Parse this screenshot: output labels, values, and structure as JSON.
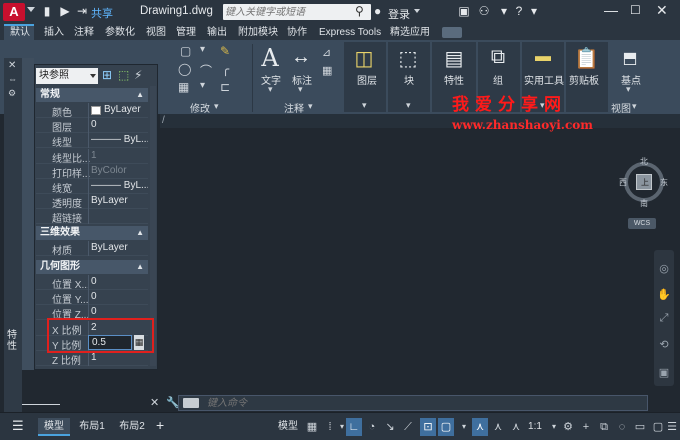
{
  "app": {
    "logo_letter": "A",
    "share": "共享",
    "document_title": "Drawing1.dwg",
    "login": "登录"
  },
  "search": {
    "placeholder": "键入关键字或短语"
  },
  "ribbon_tabs": [
    "默认",
    "插入",
    "注释",
    "参数化",
    "视图",
    "管理",
    "输出",
    "附加模块",
    "协作",
    "Express Tools",
    "精选应用"
  ],
  "ribbon": {
    "panels": {
      "modify": "修改",
      "annotation": "注释",
      "view": "视图"
    },
    "tools": {
      "text": "文字",
      "dimension": "标注",
      "layers": "图层",
      "block": "块",
      "properties": "特性",
      "group": "组",
      "utilities": "实用工具",
      "clipboard": "剪贴板",
      "basepoint": "基点"
    }
  },
  "palette": {
    "selector": "块参照",
    "side_label": "特性",
    "sections": {
      "general": "常规",
      "3d": "三维效果",
      "geometry": "几何图形"
    },
    "general_rows": [
      {
        "key": "颜色",
        "value": "ByLayer"
      },
      {
        "key": "图层",
        "value": "0"
      },
      {
        "key": "线型",
        "value": "——— ByL..."
      },
      {
        "key": "线型比...",
        "value": "1"
      },
      {
        "key": "打印样...",
        "value": "ByColor"
      },
      {
        "key": "线宽",
        "value": "——— ByL..."
      },
      {
        "key": "透明度",
        "value": "ByLayer"
      },
      {
        "key": "超链接",
        "value": ""
      }
    ],
    "three_d_rows": [
      {
        "key": "材质",
        "value": "ByLayer"
      }
    ],
    "geometry_rows": [
      {
        "key": "位置 X...",
        "value": "0"
      },
      {
        "key": "位置 Y...",
        "value": "0"
      },
      {
        "key": "位置 Z...",
        "value": "0"
      },
      {
        "key": "X 比例",
        "value": "2"
      },
      {
        "key": "Y 比例",
        "value": "0.5"
      },
      {
        "key": "Z 比例",
        "value": "1"
      }
    ]
  },
  "watermark": {
    "title": "我爱分享网",
    "url": "www.zhanshaoyi.com"
  },
  "viewcube": {
    "north": "北",
    "south": "南",
    "east": "东",
    "west": "西",
    "face": "上",
    "wcs": "WCS"
  },
  "command": {
    "placeholder": "键入命令"
  },
  "status": {
    "model_tab": "模型",
    "layout1": "布局1",
    "layout2": "布局2",
    "model_button": "模型",
    "scale": "1:1"
  },
  "colors": {
    "accent": "#4aa3df",
    "highlight": "#e0201d",
    "watermark": "#ff1a1a",
    "app_red": "#c8102e"
  }
}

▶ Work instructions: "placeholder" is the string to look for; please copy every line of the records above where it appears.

▶ Response to this exercise:
    "placeholder": "键入关键字或短语"
    "placeholder": "键入命令"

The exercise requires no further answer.